A while ago I posted the above photo from my phone to the Frontier Bushcraft Facebook page.
It shows Ian Lawson giving a fire-lighting demonstration (under nice, dry conditions) on our award-winning Bushcraft and Survival Foundation Course.
We received many good-natured, tongue-in-cheek comments about the apparent height of the flames, some asking if we’d set the fire on top of an oil well or gas main.
We also received a handful of negative comments, criticising the height of the flames and that it was “irresponsible” to light fires like this.
It certainly would be irresponsible to light any fire under certain – very dry – conditions. Every year we seem to witness the devastation caused by wildfires in parts of the US and bushfires in Australia.
But this wasn’t the basis of the criticism. It was purely that the flames were “too big”.
Unfortunately this type of armchair punditry is all too common these days.
When it comes to outdoor skills, arbitrary opinions formulated with no basis in experience are potentially dangerous.
Just because someone has an opinion, doesn’t make it valid.
What validates a practical technique – for any of us – is that it works (and works consistently).
Why We Teach Fire-Lighting The Way We Do
There is a very clear and solid reason why we teach fire-lighting the way we do.
It works in the rain.
In very wet conditions, Henry Landon gave a textbook demonstration of fire-lighting.
He used only natural materials collected from the surrounding forest and a single match to light the fire…
You don’t need to be in a survival situation for the ability to light a fire in wet conditions to be valuable.
Hypothermia is one of the biggest risks outdoors.
You could just be at the end of a long hard day on a canoe expedition or hike.
Moreover, if you can’t get a fire going when you are a long way out in wild country, it could become a survival situation.
The time you most need a fire is generally when it is hardest to light one.
So it’s not irresponsible to teach fire-lighting this way. It would be irresponsible not to teach it the way we do.

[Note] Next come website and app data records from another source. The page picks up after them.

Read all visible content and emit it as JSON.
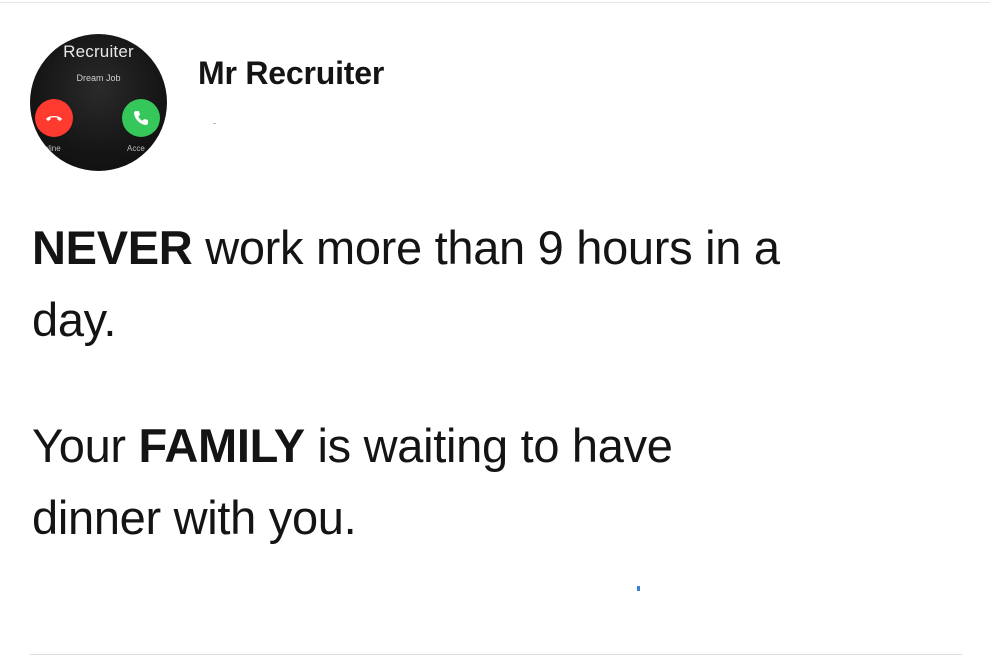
{
  "profile": {
    "avatar": {
      "title": "Recruiter",
      "subtitle": "Dream Job",
      "decline_label": "Decline",
      "accept_label": "Acce",
      "decline_color": "#ff3b30",
      "accept_color": "#35c759",
      "decline_icon": "phone-hangup-icon",
      "accept_icon": "phone-icon"
    },
    "name": "Mr Recruiter"
  },
  "tweet": {
    "line1_bold": "NEVER",
    "line1_rest": " work more than 9 hours in a",
    "line2": "day.",
    "line3_pre": "Your ",
    "line3_bold": "FAMILY",
    "line3_rest": " is waiting to have",
    "line4": "dinner with you."
  }
}
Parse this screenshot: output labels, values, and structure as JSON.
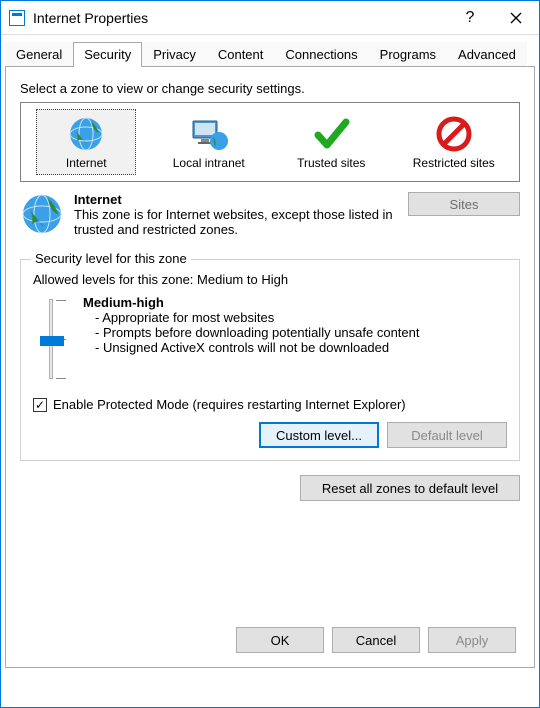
{
  "titlebar": {
    "title": "Internet Properties"
  },
  "tabs": [
    "General",
    "Security",
    "Privacy",
    "Content",
    "Connections",
    "Programs",
    "Advanced"
  ],
  "active_tab_index": 1,
  "panel": {
    "instruction": "Select a zone to view or change security settings.",
    "zones": [
      {
        "label": "Internet",
        "selected": true
      },
      {
        "label": "Local intranet",
        "selected": false
      },
      {
        "label": "Trusted sites",
        "selected": false
      },
      {
        "label": "Restricted sites",
        "selected": false
      }
    ],
    "zone_detail": {
      "title": "Internet",
      "description": "This zone is for Internet websites, except those listed in trusted and restricted zones."
    },
    "sites_button": "Sites",
    "group": {
      "label": "Security level for this zone",
      "allowed": "Allowed levels for this zone: Medium to High",
      "level_name": "Medium-high",
      "line1": "- Appropriate for most websites",
      "line2": "- Prompts before downloading potentially unsafe content",
      "line3": "- Unsigned ActiveX controls will not be downloaded",
      "protected_mode": "Enable Protected Mode (requires restarting Internet Explorer)",
      "protected_mode_checked": true,
      "custom_level": "Custom level...",
      "default_level": "Default level"
    },
    "reset_button": "Reset all zones to default level"
  },
  "dialog": {
    "ok": "OK",
    "cancel": "Cancel",
    "apply": "Apply"
  }
}
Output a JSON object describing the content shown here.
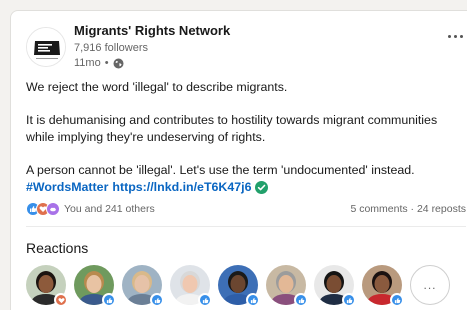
{
  "post": {
    "author": {
      "name": "Migrants' Rights Network",
      "followers": "7,916 followers",
      "time": "11mo",
      "separator": "•",
      "logo_text": "Migrants' Rights Network"
    },
    "paragraphs": [
      "We reject the word 'illegal' to describe migrants.",
      "It is dehumanising and contributes to hostility towards migrant communities while implying they're undeserving of rights.",
      "A person cannot be 'illegal'. Let's use the term 'undocumented' instead."
    ],
    "hashtag": "#WordsMatter",
    "link": "https://lnkd.in/eT6K47j6"
  },
  "social": {
    "reactors_text": "You and 241 others",
    "comments": "5 comments",
    "separator": "·",
    "reposts": "24 reposts",
    "reaction_types": [
      "like-icon",
      "love-icon",
      "support-icon"
    ]
  },
  "reactions": {
    "title": "Reactions",
    "more_label": "...",
    "people": [
      {
        "reaction": "love",
        "skin": "#8d5a3b",
        "hair": "#1c1410",
        "shirt": "#2b2b2b",
        "bg": "#c5d1bd"
      },
      {
        "reaction": "like",
        "skin": "#e8c3a3",
        "hair": "#b98a4e",
        "shirt": "#3a5a8c",
        "bg": "#6f9a5e"
      },
      {
        "reaction": "like",
        "skin": "#e6c2a8",
        "hair": "#d9b98a",
        "shirt": "#6b7f96",
        "bg": "#9fb3c4"
      },
      {
        "reaction": "like",
        "skin": "#f0c8b0",
        "hair": "#d8d8d8",
        "shirt": "#f2f2f2",
        "bg": "#dfe3e8"
      },
      {
        "reaction": "like",
        "skin": "#6b4630",
        "hair": "#1a1a1a",
        "shirt": "#2e5ea8",
        "bg": "#3d6fb6"
      },
      {
        "reaction": "like",
        "skin": "#e3b896",
        "hair": "#9c9c9c",
        "shirt": "#8a4f7d",
        "bg": "#c8b9a3"
      },
      {
        "reaction": "like",
        "skin": "#7a4d33",
        "hair": "#141414",
        "shirt": "#1f2d44",
        "bg": "#e8e8e8"
      },
      {
        "reaction": "like",
        "skin": "#8a5a3e",
        "hair": "#1a1110",
        "shirt": "#c8282e",
        "bg": "#b99a7e"
      }
    ]
  }
}
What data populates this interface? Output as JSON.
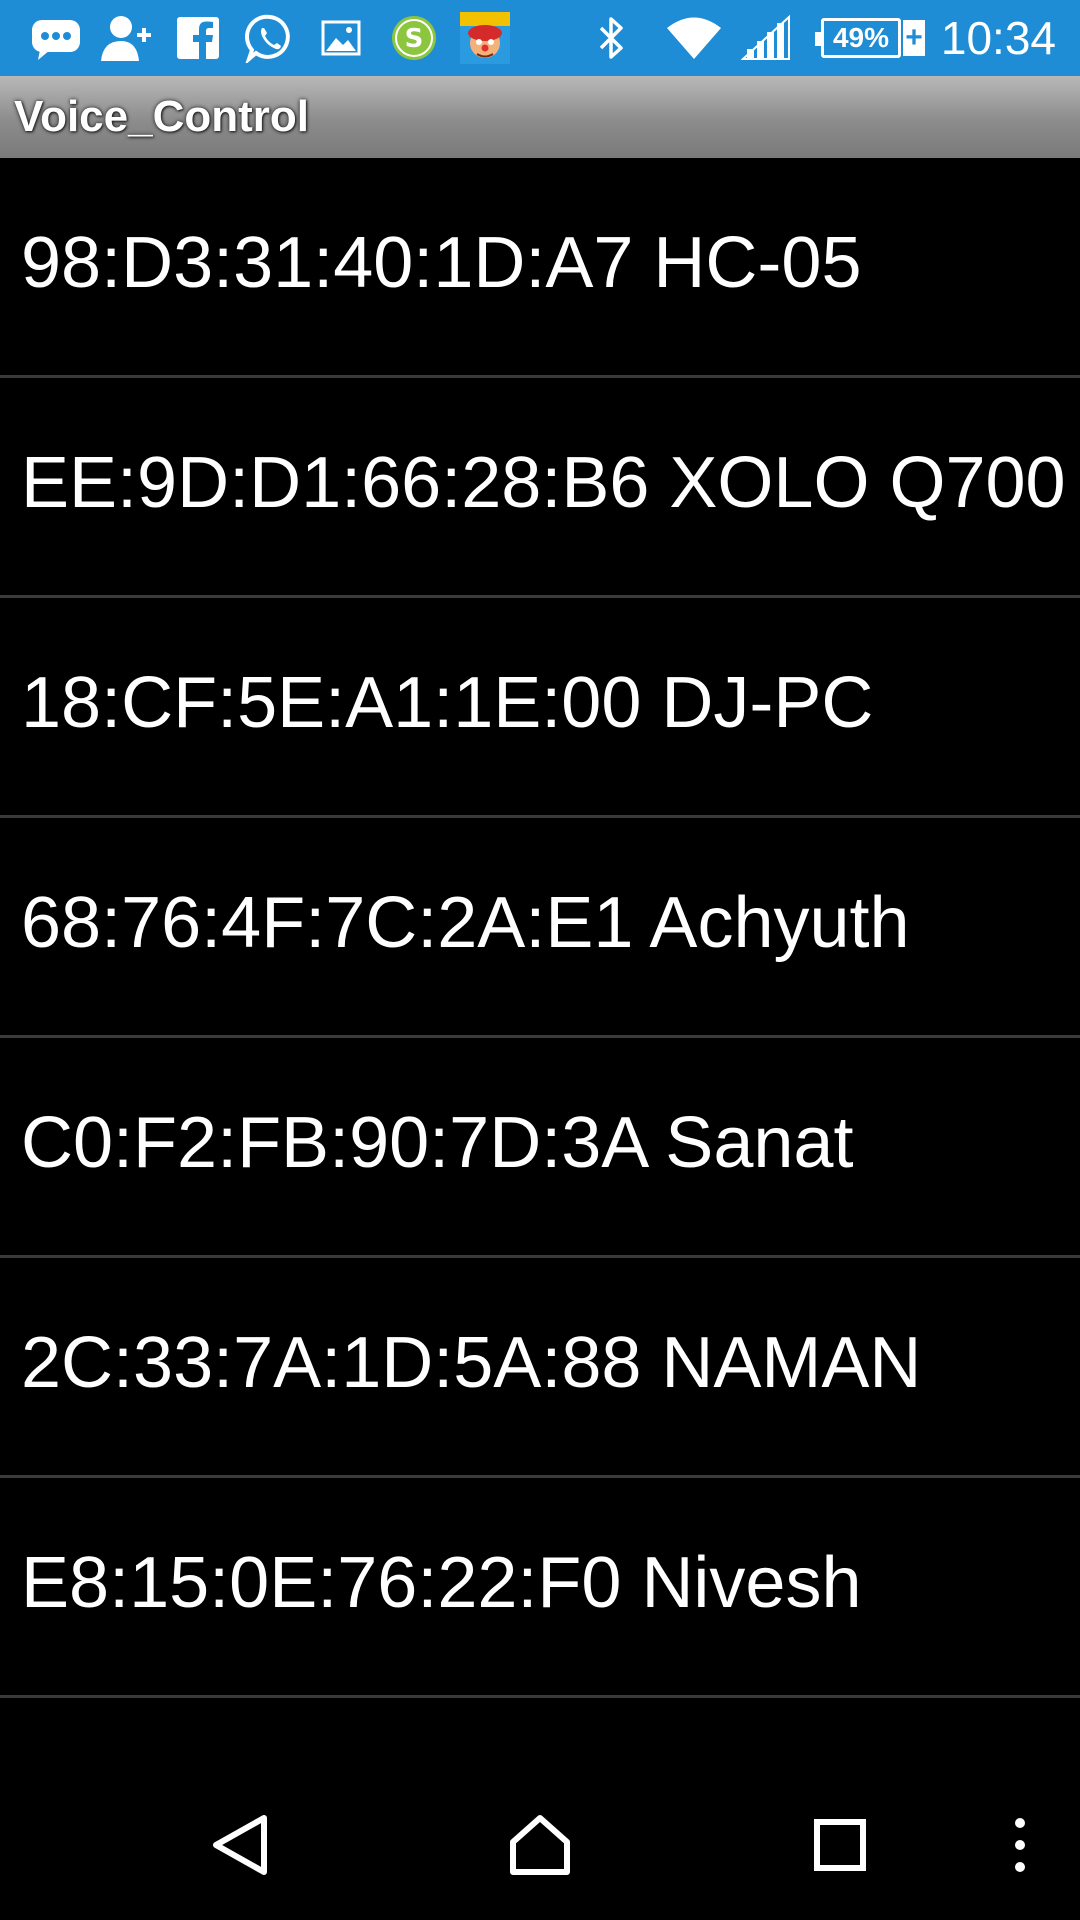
{
  "status_bar": {
    "clock": "10:34",
    "battery_percent": "49%",
    "icons": [
      "messenger-icon",
      "add-contact-icon",
      "facebook-icon",
      "whatsapp-icon",
      "gallery-icon",
      "s-app-icon",
      "game-app-icon",
      "bluetooth-icon",
      "wifi-icon",
      "signal-icon",
      "battery-icon"
    ],
    "background_color": "#1f8dd6"
  },
  "title_bar": {
    "title": "Voice_Control"
  },
  "devices": [
    {
      "label": "98:D3:31:40:1D:A7 HC-05"
    },
    {
      "label": "EE:9D:D1:66:28:B6 XOLO Q700"
    },
    {
      "label": "18:CF:5E:A1:1E:00 DJ-PC"
    },
    {
      "label": "68:76:4F:7C:2A:E1 Achyuth"
    },
    {
      "label": "C0:F2:FB:90:7D:3A Sanat"
    },
    {
      "label": "2C:33:7A:1D:5A:88 NAMAN"
    },
    {
      "label": "E8:15:0E:76:22:F0 Nivesh"
    }
  ],
  "nav_bar": {
    "buttons": [
      "back-icon",
      "home-icon",
      "recents-icon",
      "overflow-menu-icon"
    ]
  }
}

It’s actually our responsibility to teach fire-lighting in a way that gives our clients the best chances of getting a fire going in the worst conditions they could encounter. That’s our job as instructors – to teach real-world skills for real-world situations.
That’s why we teach fire-lighting the way we do.